▶ _Source data_
►

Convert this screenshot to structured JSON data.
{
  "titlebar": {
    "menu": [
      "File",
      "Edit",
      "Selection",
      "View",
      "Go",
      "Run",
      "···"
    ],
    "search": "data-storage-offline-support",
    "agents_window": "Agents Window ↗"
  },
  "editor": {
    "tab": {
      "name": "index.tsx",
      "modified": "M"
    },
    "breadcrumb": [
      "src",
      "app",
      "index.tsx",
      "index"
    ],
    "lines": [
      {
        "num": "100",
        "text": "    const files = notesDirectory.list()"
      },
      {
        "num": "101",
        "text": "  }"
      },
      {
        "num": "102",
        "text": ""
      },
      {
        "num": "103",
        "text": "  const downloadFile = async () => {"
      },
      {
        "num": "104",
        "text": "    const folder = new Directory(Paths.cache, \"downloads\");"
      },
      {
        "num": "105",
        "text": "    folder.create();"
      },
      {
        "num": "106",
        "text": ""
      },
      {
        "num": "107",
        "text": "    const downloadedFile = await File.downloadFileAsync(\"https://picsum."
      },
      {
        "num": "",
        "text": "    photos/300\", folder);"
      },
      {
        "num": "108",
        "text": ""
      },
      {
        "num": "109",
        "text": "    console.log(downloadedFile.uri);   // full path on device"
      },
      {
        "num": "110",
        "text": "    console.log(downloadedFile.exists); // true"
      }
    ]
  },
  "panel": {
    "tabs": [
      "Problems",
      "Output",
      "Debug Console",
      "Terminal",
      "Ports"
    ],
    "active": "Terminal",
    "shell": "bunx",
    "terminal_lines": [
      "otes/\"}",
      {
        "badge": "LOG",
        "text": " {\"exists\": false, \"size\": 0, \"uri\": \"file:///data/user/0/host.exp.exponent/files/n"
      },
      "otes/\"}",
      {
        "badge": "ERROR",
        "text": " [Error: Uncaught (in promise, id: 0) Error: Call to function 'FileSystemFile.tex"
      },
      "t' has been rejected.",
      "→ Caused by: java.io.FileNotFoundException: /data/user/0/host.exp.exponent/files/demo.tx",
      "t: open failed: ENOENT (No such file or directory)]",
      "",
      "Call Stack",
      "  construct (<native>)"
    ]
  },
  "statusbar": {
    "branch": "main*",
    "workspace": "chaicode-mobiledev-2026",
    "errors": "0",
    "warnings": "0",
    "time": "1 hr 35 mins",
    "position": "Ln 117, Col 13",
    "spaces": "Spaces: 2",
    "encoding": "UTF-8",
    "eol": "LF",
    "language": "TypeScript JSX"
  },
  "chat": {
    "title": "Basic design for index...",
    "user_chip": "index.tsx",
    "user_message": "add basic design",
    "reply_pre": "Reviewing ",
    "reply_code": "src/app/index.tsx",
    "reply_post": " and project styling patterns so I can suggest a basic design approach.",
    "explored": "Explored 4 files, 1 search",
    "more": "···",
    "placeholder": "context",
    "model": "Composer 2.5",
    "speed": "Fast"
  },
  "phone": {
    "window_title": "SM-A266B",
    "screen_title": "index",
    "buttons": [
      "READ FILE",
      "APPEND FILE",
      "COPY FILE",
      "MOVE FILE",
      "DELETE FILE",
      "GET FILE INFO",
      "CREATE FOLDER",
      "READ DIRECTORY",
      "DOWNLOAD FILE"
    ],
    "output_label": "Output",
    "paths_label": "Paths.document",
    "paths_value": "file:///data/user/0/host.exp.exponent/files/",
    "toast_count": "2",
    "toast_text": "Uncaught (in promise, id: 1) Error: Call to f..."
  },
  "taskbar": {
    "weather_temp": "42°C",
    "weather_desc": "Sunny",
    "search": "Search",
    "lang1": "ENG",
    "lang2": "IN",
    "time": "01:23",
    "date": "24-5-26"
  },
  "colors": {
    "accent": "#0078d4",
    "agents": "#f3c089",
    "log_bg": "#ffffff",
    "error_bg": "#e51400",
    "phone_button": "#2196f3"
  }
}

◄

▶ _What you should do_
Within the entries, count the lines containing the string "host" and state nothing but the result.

▶ _Exercise output_
3